Even though this is probably everyone’s least favorite 1970s fashion trend, disco style didn’t skip over me-I admit it! Though I never owned a polyester jumpsuit (honestly!), I did own a pair of brown hot pants that I wore with nylons and either some snug-fitting faux ostrich knee boots or blocky, heavy strapped leather sandals. I had the purple suede fringed vest too, but I paired that with a lavender polyester tailored long-sleeved blouse and purple corduroy slightly tapered bell bottoms. Purple with a fringe was the bomb! To top it off, I had either a tight perm or a shag hairdo at the time, along with a pair of very cool aviator shades!

I arrived at a Sly Stone concert one time in a silver-black metallic long-sleeved tunic with matching metallic sparkly pants by Alvin Duskin. Sly Stone never showed up to perform, but I was “stylin'” at least I thought so! 😉

 


Vintage Boho 70s Clothing for Women

 Boho Embroidered Boots Hippie, Size 7 Vintage Rose Chiffon Betsey Johnson Dress Boho Chic Plus-size Green Paisley Peasant Dress


Bohemian Chic: Nature Girl

fashions of the 1970s, mylifebanquet.com
Lauren Hutton, Vogue

The tail-end of the hippie era as shown in the pages of Vogue reflect on a bohemian chic fashion aesthetic embodied in this photo of model Lauren Hutton. The remnant of the flower children appeared as fresh-faced nature girls with wavy hair wearing ethnic-inspired knit skullcaps and scarves with long maxi skirts. Makeup consisted of either brushed on pale brows or  ultra-thin plucked eyebrows that mimicked the silent movie stars of the 1920’s, with white eyeshadow around the eye, topped off with pouty red glossy lips and red gel blush on the cheekbones.

Turbans and caftans, though shown in the pages of Vogue, didn’t really feature in the preferred attire of 20-somethings. Hostess dresses were meant for middle-aged socialites, after all! We liked our large brimmed straw hats with peasant blouses and oversize ponchos, wide cinched up belts and the occasional colorful head scarf. Other than leather sandals and knee boots, I also had two pairs of espadrilles with laces that wrapped around and around the ankle and tied. Espadrilles represent classic timeless style; I wish I’d never given those away!
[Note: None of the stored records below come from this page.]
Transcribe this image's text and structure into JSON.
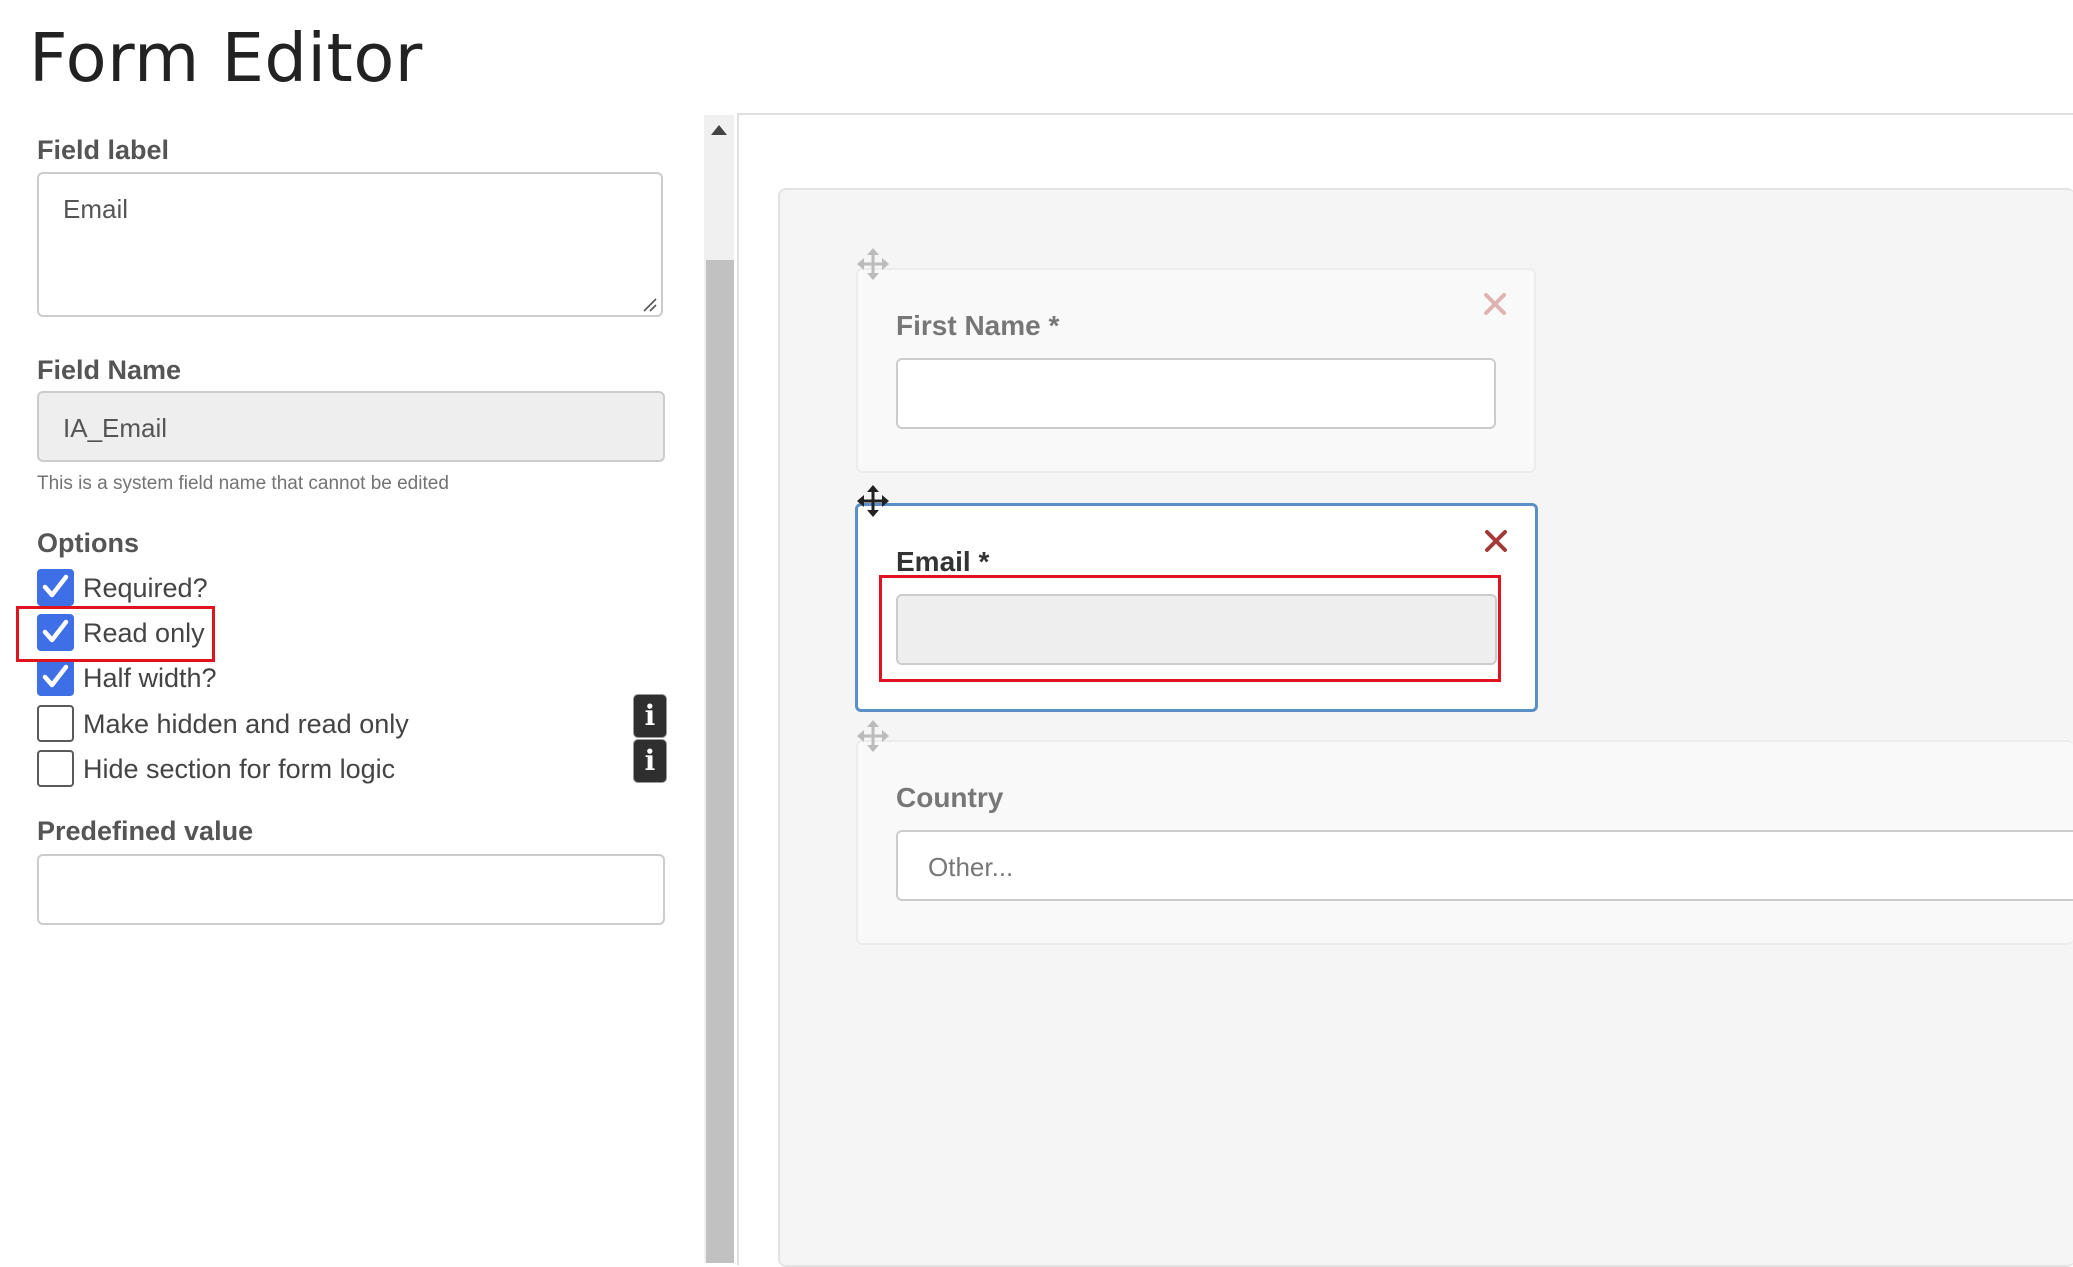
{
  "page": {
    "title": "Form Editor"
  },
  "settings": {
    "field_label": {
      "label": "Field label",
      "value": "Email"
    },
    "field_name": {
      "label": "Field Name",
      "value": "IA_Email",
      "help": "This is a system field name that cannot be edited"
    },
    "options": {
      "label": "Options",
      "items": [
        {
          "label": "Required?",
          "checked": true
        },
        {
          "label": "Read only",
          "checked": true
        },
        {
          "label": "Half width?",
          "checked": true
        },
        {
          "label": "Make hidden and read only",
          "checked": false,
          "info": "i"
        },
        {
          "label": "Hide section for form logic",
          "checked": false,
          "info": "i"
        }
      ]
    },
    "predefined_value": {
      "label": "Predefined value",
      "value": ""
    }
  },
  "preview": {
    "fields": [
      {
        "label": "First Name *",
        "value": "",
        "selected": false
      },
      {
        "label": "Email *",
        "value": "",
        "selected": true,
        "read_only": true
      },
      {
        "label": "Country",
        "value": "Other...",
        "selected": false
      }
    ]
  },
  "colors": {
    "checkbox_checked": "#3f6fe6",
    "selected_border": "#5b8fc7",
    "highlight": "#e0141e",
    "delete_active": "#a33a3a",
    "delete_inactive": "#e0b3b3"
  }
}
Knee boots continued to appear, but with natural materials and colors that were at the far end of the spectrum from the white “pleather” go-go boots the disco girls were wearing. Patterned jersey with paisleys and flowers were quite popular (like my beautiful midi-dress that still hangs in my closet).

Popular hairstyles were long and parted straight down the middle with the obligatory headband at forehead level, or up in a tidy bun with curly forelocks at the cheeks recalling the 1890’s Gibson girl. At one point, my friend Michael referred to me as the Gibson girl because that became my style briefly. However, I soon lapsed into my favorite version of casual “boho” chic: a colorful head scarf with bell bottom jeans and a comfortable long-sleeved shirt or T-shirt.

  

 


If I Could Go Back to the 70s

 

If I could go back and do the 70s over again, other than being a lot more choosy about who I dated(!), I’d save that wool green midi dress, the white peasant blouse with tiny orange and yellow flowers that went so well with my rust velvet mini-skirt, the blue silk espadrilles, the red plaid Kenzo bomber jacket, the Alvin Duskin separates, and lastly, the my wood and leather platform shoes that were SO comfortable.

But alas, I only saved the black flowered midi-dress, and even though I’ll never be THAT size again, I’m not about to give it up!


 

Vintage Items to Complete the Authentic Boho Look

 1970s  Vintage Swedish Hand-painted Wooden Kurbit Clogs 1970s Midi Dress Boho Red Hand Painted 7″ Wide Lace Up Boho Corset Brown Leather Stretch